Mackenzie Adams is an incredible illustrator based out of Monterey, California. She has been an artist all her life, but it wasn’t until college that her true passion for drawing took root.
“I have always loved art, as it was a form of stress relief. I took classes when I was younger, and loved being challenged to create something new. I continued to draw for fun throughout high school, but as I started college, I began to notice how much people appreciated my pieces and it inspired me to create more. This inspired me to not only draw more often, but to try to expand and create pieces beyond my usual scope.”
One of Mackenzie’s most recent series embody many similarities with double exposure photography. Double exposure is a technique that originated with film, where the photographer essentially exposes the same frame of film more than once (usually two times). Film can only be exposed to light so much before it will stop recording information. The part of the film that was darker after first exposure will be most receptive to the light from the second pass. It’s common to have a person be the subject of the first exposure, and then overlay some element on top. At times the element could be an intriguing texture, like a tree canopy or fence line. The best examples of double exposure portraits overlay some element that has meaning and intentionality.
Read on to view images of Mackenzie’s process as she works on a new series that incorporates both chalk and charcoal, and to learn more about her experience and insights into her artistic process.
What was the inspiration behind the medium you chose?
“The inspiration for my choice of medium often comes from either the subject, or feeling I wan to create. I most often use chalk and charcoals, as I prefer the bolder lines and different levels of contrast. I love how charcoals allow me to create both bold lines, and softer lines when blended. By using such strong mediums, I am able to create different textures throughout each piece.”
How do you set up your space when you sit down to be creative?
“I operate best in unexpected environments. I often sit at my kitchen table, at the coffee table, or sometimes I’ll even spread out on the floor. My computer or iPad is usually nearby with some sort of image up for inspiration. Interestingly, I’ve found that I can’t work in silence. I prefer to have a movie or show on while I’m drawing. It keeps my mind busy in case I get stuck or frustrated with my progress.”

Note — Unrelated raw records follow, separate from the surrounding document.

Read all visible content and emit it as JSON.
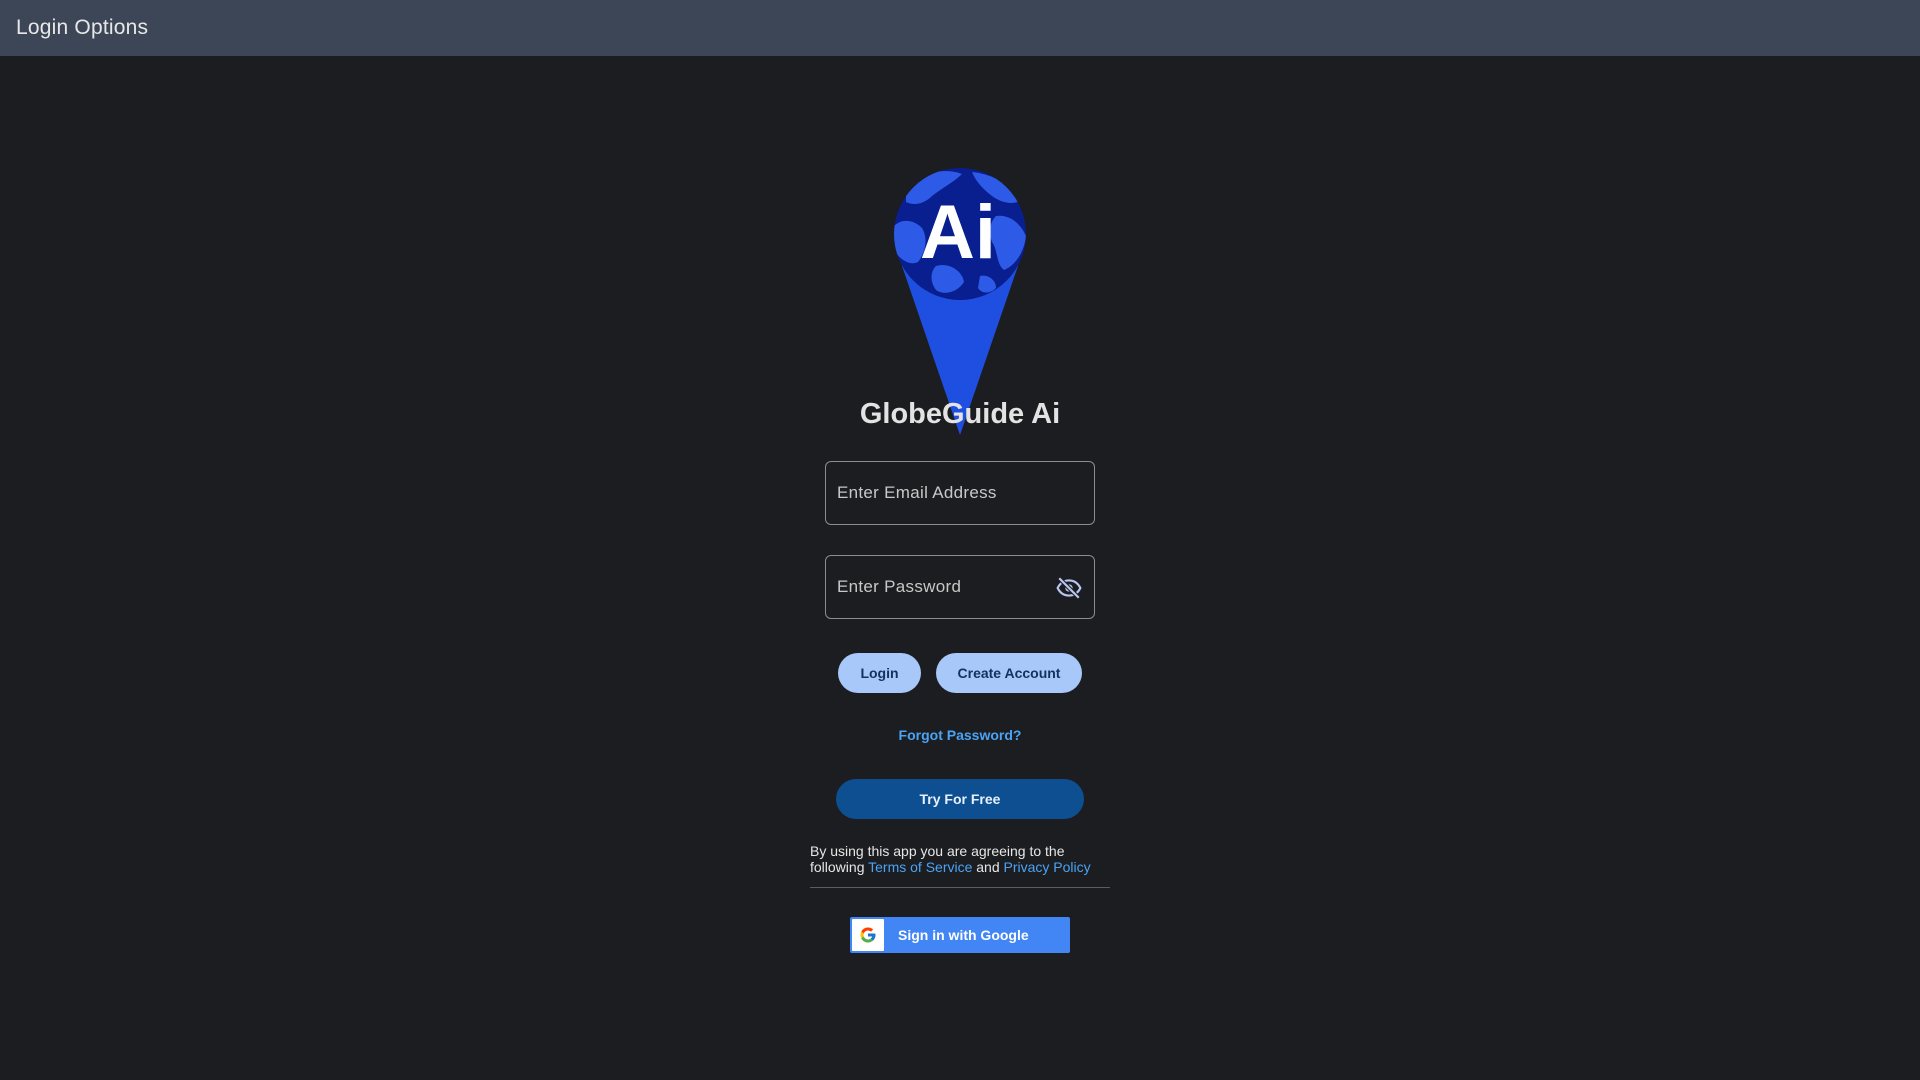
{
  "appbar": {
    "title": "Login Options"
  },
  "brand": {
    "name": "GlobeGuide Ai",
    "logo_text": "Ai",
    "logo_icon": "globe-pin-icon"
  },
  "form": {
    "email_placeholder": "Enter Email Address",
    "email_value": "",
    "password_placeholder": "Enter Password",
    "password_value": "",
    "visibility_icon": "eye-off-icon"
  },
  "actions": {
    "login_label": "Login",
    "create_account_label": "Create Account",
    "forgot_password_label": "Forgot Password?",
    "try_free_label": "Try For Free"
  },
  "terms": {
    "prefix": "By using this app you are agreeing to the following",
    "terms_link": "Terms of Service",
    "conjunction": "and",
    "privacy_link": "Privacy Policy"
  },
  "google": {
    "label": "Sign in with Google",
    "icon": "google-g-icon"
  },
  "colors": {
    "background": "#1c1d20",
    "appbar": "#3c4656",
    "pill_button": "#a8c8fa",
    "primary_button": "#0d4f91",
    "link": "#4aa3f5",
    "google_blue": "#4285f4"
  }
}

Describe the emotions you want your artwork to convey.
“I will often create bolder pieces that are sometimes rather obscure, so my hope is that as people view the piece, they’re intrigued and feel excitement. Some pieces are created so that viewers could feel specific emotions — such as joy, anger, warmth. I never create pieces with the intention of evoking negative feelings; I want viewers to be perplexed and intrigued and experience happiness. Despite all that, I know each piece will speak differently to each person.”
Do other artists inspire your creative process?
“Often times that’s where I find most of my inspiration. I always find it so mind-boggling to see how other artists are able to create something new. How are they able to come up with something so unique? Powerful? Emotional? When I look at other pieces from other artists, I try to imagine the state of mind they were in when coming up with that idea.”